Ed note: We know November means that we’re approaching the end of the semester and many of you will be working on research projects. In light of this time of the semester, and that November has become known as both National Novel Writing Month and Academic Writing Month, we’re bringing you a couple of posts this month with our favorite research tips to help you get to writing that research paper faster. We’d love to hear your favorite research and writing tips. Please share them with us on Twitter (@AldenLibrary) or Facebook. Be sure to also check out our Writing Tips Pinboard.
Before putting pen to paper, or more likely fingers to keyboard, for a research paper, journal article, or conference paper, you will properly have to conduct the multi-step, circular process of researching. Though each step is critical in its own way, notetaking, in my opinion, is often skipped. I consider notetaking to be very important as I read the articles and papers I have unearthed because I can
- write the author’s findings in my own words and reduce the chance of copying the author’s words in my paper,
- make connections between the findings of one author and another or find points of contradiction,
- find gaps in my research (and then I can hunt for more information–yay!),
- make comments and include my own thoughts or questions, and
- organize the information in a rough outline for my paper.
So how do I take notes? Multiple screens are a must. My Andriod tablet with its Adobe Reader app and my laptop with Evernote are indispensable during this step. You will find many applications for your mobile device or laptop/desktop that will let you read and annotate PDFs. I selected the Adobe Reader app because I was already familiar with Adobe Reader and it has the features I want – the ability to highlight text and occasionally add a comment. I like being able to quickly scan an article for the points I found relevant and insightful.
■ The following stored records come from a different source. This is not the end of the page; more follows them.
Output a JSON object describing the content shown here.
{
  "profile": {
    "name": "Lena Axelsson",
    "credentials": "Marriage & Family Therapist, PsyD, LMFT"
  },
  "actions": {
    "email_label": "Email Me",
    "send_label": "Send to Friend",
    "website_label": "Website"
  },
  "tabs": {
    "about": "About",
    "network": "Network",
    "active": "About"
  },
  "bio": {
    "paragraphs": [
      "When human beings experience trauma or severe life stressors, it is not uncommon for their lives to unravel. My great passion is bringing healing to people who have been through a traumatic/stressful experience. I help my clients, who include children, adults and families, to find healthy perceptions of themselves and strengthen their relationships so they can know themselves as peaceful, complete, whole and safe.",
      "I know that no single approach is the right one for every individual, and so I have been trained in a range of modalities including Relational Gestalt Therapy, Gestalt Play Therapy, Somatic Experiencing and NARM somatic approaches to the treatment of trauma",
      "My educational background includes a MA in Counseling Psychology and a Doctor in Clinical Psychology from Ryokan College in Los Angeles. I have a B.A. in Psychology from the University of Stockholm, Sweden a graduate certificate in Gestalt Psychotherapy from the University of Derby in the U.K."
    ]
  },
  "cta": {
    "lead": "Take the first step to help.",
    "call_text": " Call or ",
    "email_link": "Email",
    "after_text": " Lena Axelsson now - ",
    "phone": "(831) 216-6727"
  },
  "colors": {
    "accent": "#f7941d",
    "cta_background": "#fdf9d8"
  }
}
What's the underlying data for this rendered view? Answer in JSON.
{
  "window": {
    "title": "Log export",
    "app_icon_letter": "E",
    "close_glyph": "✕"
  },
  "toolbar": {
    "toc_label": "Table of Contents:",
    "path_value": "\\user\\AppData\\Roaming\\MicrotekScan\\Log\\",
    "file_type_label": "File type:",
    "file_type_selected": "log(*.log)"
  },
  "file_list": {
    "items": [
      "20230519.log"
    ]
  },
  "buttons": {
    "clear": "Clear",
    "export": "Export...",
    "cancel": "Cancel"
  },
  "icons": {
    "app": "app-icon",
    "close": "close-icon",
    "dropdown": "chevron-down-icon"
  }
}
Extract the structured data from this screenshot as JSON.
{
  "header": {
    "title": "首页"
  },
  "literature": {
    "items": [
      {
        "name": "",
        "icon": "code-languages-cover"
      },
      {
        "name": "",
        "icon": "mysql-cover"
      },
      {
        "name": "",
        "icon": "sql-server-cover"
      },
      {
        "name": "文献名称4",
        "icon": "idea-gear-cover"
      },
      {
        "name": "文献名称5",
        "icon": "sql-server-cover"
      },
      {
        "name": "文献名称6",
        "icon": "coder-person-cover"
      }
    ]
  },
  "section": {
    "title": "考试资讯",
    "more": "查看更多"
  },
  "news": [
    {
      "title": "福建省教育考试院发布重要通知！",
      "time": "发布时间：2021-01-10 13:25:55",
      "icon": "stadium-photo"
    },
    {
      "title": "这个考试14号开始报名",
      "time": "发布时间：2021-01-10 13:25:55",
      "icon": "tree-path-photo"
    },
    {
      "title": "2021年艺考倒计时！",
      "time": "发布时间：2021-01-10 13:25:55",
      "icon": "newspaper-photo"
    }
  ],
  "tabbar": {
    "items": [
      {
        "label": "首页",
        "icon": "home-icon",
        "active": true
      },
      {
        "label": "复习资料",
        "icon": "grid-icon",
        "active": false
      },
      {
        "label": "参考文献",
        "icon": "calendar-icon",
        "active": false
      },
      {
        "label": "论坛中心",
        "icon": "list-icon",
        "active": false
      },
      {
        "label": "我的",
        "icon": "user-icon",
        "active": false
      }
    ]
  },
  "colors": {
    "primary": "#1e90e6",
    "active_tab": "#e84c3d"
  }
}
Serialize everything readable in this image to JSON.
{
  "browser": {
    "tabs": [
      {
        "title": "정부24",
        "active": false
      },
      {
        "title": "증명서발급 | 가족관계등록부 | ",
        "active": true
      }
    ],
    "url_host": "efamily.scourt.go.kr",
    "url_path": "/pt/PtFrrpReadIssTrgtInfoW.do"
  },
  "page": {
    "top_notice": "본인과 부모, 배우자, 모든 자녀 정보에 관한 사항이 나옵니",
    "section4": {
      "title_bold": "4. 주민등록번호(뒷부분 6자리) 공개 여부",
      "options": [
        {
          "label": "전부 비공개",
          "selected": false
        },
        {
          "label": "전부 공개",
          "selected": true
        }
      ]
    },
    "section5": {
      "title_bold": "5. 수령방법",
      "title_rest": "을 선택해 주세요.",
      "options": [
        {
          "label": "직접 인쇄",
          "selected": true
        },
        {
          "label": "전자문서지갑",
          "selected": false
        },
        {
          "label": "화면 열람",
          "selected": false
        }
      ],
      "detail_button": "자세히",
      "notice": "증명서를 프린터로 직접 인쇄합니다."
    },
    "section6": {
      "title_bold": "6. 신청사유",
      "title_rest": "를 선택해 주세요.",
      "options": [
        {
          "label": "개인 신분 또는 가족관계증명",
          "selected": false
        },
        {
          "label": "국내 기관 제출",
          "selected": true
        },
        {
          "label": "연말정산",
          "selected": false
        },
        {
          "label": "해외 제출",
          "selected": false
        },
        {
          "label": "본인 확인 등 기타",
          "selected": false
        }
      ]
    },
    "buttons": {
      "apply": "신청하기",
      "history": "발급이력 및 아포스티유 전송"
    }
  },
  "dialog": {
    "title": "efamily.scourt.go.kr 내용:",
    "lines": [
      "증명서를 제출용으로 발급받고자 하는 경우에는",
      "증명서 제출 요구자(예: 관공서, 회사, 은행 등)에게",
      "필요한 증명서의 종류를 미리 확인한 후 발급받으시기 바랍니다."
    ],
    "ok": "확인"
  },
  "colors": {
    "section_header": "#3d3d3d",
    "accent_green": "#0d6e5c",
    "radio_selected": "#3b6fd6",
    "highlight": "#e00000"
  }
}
For my first research paper way back in the day, I was taught an old school way to take notes. The method called for two sized note cards. The smaller note cards were for the citation information and each card had a unique number. On the larger cards, I would take notes, including a number for information source (which I obtained from a small card) as well as the page number from where I found the information. In Evernote, I have a very similar system. I create a numbered bibliography and massive bullet list. At the end of each bullet point are two numbers–the source and the page (so I always know where my information came from). Once I have taken my notes, I organize the bullet list into an outline for my paper.
Evernote allows you to organize “notes” (this is a like a document) in several ways. First, you can create a “notebook” (this is like a folder) and then if you want you can organize folders into “stacks” (this is like a directory). Personally, my notes for any article or presentation are saved in my reading folder, which is in my work stack. You could organize by topic/subject, publication, or whatever system will work for you. Also, you can tag notes so the notes in my reading folder are tagged by topic/subject and if applicable the research project name, journal, or conference. If you are working in a group, Evernote notes can be shared with other Evernote users. You can share an entire notebook or just a single note. When I reach the writing stage, Evernote’s mobile app allows me to display my notes on my tablet while I type on my laptop.
I think taking notes helps me synthesize and expand my knowledge as well as makes writing my article or research paper just a bit easier. What method do you use to take notes? Are there any particular tools you find helpful?